We will get another snapshot of China's Internet market when Baidu (NASDAQ:BIDU) reports after Wednesday's market close.
China's leading online search engine will let us know how it wrapped up 2014, and the market's holding out for healthy top-line growth. Analysts see revenue of $2.26 billion, soaring 48% since the prior year's fourth quarter. That's pretty impressive when pitted against the global leader that's growing at less than half that clip, but this doesn't mean that Baidu's at its best right now.
Investors were pumped when revenue growth began to accelerate at Baidu in 2013, but it's now starting to slow down. Revenue posted a 52% year-over-year pop last time out.
The bigger concern at Baidu is its bottom line. The dot-com giant may have beaten analyst profit targets by a double-digit percentage margin in each of the past three quarters, but profit margins have been contracting. Baidu -- like other Chinese Internet rock stars -- has been expanding into areas that don't pack the same kind of margins as its flagship search business. Analysts see earnings per share climbing 27%. That's not too shabby in and of itself, but it translates into another period of net margins going the wrong way.
Margins have come down a long way. Baidu's net margins peaked at 47% in 2012, according to S&P Capital IQ data, before falling to 33% in 2013 and dropping below 30% through the first three quarters of 2014. It's not easy to turn a fat profit running popular mobile app marketplaces and a streaming video portal.
The mobile revolution has also been a mixed blessing. As most Internet companies have found out lately, ads and paid search on mobile devices aren't as lucrative as on traditional PCs. Baidu announced during the third quarter that it's seeing more traffic on mobile than PC devices for the first time. That's welcome news to silence the naysayers that felt Baidu would lose its pole position as China goes mobile, but there's also a price to pay: mobile accounted for just 36% of Baidu's revenue during the quarter.

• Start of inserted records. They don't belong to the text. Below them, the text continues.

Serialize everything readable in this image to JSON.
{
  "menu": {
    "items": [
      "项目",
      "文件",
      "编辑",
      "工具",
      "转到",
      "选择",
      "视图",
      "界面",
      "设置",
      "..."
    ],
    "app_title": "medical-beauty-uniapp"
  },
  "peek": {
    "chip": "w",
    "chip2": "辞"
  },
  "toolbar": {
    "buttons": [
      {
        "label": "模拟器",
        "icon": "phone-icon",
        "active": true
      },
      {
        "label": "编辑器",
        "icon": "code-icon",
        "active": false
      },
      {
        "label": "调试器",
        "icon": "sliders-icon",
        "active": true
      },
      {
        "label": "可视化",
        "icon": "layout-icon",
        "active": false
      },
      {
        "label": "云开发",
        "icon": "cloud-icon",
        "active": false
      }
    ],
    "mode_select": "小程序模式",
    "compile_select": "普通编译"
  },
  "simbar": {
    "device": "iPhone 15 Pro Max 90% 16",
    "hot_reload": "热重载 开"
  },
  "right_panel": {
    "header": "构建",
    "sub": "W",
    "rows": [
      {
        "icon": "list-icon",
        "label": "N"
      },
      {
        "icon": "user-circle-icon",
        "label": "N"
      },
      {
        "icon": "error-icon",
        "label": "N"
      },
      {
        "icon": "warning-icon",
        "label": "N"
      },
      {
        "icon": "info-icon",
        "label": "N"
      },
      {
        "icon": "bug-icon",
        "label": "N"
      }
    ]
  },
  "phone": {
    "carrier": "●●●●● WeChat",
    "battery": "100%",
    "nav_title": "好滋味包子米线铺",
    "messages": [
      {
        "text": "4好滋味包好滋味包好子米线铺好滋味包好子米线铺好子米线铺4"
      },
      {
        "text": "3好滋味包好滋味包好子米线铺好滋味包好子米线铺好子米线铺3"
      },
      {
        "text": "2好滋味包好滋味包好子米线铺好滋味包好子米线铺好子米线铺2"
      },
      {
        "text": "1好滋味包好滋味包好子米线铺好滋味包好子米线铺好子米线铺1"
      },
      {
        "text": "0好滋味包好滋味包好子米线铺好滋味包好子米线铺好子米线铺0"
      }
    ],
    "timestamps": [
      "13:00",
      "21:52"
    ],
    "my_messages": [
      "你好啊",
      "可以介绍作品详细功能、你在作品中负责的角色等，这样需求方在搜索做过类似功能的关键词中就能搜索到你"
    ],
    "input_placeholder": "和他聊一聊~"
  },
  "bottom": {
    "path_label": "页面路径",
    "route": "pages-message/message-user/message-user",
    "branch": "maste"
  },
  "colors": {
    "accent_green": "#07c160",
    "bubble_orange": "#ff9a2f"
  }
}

Investors will want to see mobile monetization improve, of course, but nothing would give the stock a bigger shot in the arm than improving its margins. The market's resigned to the contraction, but has been willing to accept it for the sake of heady overall growth. If we look out to 2015 we see analysts targeting revenue and earnings-per-share growth of 41% and 36%, respectively. Yes, that once again suggests that margins are contracting, but you won't find too many people complaining about a dot-com speedster growing its bottom line at a 36% clip. That finds Baidu trading at just 25 times this new year's projected profitability, and that's a multiple that could prove to be even lower if it lives up to its recent streak of blowing through analyst income forecasts.
Given the many moving parts at Baidu these days there are plenty of factors that could move its report and influence its guidance. The stock may have more than doubled over the past two years, but as it's trading slightly lower so far in 2015 it won't be a surprise if Wednesday afternoon's report moves the stock.